### Data

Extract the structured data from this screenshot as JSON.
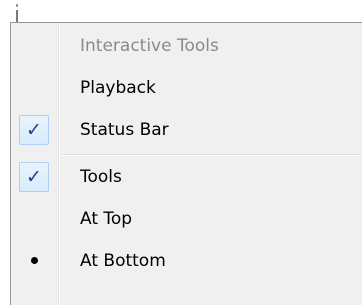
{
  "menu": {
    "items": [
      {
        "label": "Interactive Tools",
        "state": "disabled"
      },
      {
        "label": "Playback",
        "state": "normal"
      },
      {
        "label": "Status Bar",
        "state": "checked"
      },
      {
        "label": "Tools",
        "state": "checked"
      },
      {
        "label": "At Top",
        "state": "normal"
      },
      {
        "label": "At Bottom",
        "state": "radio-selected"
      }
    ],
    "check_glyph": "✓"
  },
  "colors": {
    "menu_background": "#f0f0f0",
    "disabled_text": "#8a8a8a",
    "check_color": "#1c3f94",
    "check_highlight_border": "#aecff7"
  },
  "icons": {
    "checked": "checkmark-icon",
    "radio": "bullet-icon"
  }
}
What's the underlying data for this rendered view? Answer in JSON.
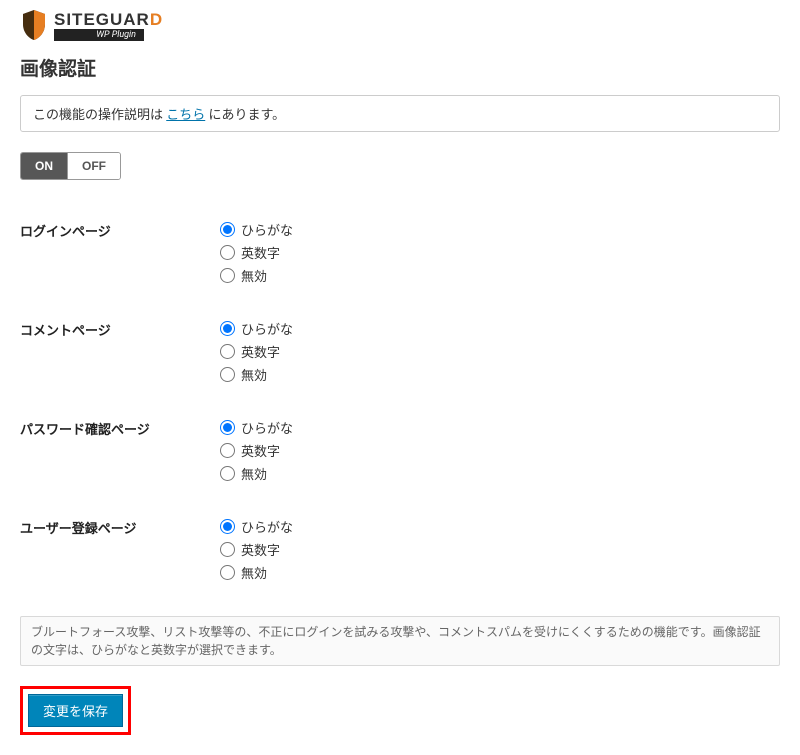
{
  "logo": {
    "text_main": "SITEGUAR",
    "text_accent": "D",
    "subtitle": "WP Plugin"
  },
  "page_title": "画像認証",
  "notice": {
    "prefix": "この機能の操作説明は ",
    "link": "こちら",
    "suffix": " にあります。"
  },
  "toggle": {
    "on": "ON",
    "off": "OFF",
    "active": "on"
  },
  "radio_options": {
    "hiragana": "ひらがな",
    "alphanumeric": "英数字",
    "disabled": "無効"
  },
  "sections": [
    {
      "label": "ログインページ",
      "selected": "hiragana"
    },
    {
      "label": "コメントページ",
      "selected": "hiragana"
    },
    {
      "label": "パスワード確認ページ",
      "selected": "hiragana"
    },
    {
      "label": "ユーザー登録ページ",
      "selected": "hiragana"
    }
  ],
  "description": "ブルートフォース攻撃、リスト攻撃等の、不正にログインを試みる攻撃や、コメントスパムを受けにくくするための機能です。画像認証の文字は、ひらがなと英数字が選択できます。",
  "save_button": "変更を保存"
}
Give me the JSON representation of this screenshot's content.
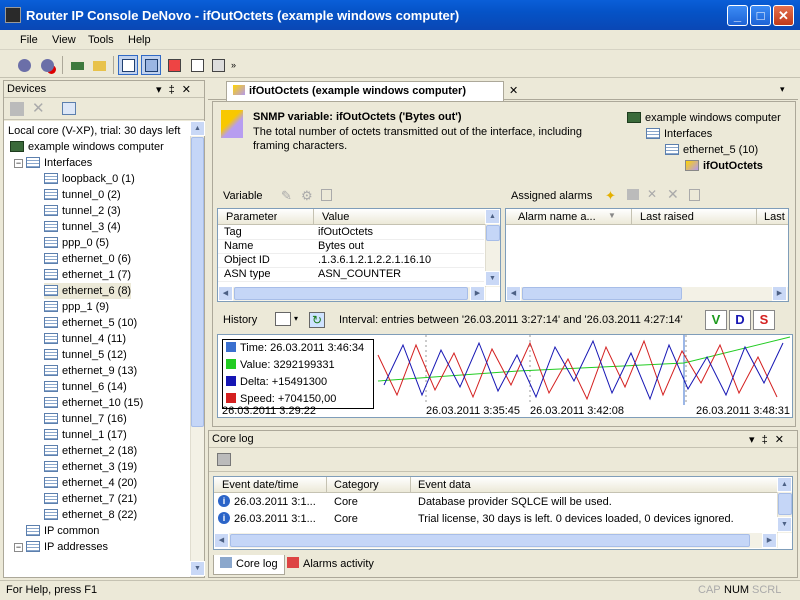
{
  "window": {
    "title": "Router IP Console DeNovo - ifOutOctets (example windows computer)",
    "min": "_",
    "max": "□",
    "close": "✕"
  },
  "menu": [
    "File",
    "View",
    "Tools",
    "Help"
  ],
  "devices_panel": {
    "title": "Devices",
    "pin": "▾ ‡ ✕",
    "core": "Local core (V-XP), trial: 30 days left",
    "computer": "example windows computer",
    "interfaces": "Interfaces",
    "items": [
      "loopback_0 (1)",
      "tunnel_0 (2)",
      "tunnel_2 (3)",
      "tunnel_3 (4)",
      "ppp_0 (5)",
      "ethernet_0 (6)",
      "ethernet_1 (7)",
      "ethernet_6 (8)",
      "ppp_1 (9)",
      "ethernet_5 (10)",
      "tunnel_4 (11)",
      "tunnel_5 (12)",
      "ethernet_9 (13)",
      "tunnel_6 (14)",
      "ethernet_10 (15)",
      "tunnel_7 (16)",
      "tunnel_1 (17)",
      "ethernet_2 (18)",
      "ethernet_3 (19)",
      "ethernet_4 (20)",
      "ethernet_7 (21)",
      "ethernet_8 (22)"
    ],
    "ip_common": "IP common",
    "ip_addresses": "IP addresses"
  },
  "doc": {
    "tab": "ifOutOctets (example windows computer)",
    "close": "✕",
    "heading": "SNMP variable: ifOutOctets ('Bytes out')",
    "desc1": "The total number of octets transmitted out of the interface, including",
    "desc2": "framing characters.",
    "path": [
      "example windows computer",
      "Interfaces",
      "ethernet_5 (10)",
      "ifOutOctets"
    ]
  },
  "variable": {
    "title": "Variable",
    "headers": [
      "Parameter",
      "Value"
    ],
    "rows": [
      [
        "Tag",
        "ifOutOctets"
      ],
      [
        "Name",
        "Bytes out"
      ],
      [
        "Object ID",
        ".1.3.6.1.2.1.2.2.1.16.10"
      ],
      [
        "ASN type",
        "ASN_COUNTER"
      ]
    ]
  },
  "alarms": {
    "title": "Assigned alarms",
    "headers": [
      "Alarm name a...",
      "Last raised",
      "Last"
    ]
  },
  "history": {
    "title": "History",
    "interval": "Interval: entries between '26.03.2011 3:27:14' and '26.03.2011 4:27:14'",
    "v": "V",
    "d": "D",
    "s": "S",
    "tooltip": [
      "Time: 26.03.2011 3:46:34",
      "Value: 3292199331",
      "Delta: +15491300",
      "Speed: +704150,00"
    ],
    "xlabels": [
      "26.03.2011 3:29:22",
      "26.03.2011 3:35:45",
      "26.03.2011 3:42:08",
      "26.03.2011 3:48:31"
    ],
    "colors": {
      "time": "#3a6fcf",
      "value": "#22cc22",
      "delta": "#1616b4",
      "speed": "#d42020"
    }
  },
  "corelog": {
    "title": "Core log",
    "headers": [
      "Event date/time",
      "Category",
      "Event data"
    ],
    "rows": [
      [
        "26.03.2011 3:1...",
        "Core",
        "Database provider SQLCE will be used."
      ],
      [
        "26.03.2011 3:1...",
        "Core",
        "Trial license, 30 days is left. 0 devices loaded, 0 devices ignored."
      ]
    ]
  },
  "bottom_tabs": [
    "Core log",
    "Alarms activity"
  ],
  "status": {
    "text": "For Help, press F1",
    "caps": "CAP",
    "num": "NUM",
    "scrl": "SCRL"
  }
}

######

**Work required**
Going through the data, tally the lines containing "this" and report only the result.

**Exercise answer**
3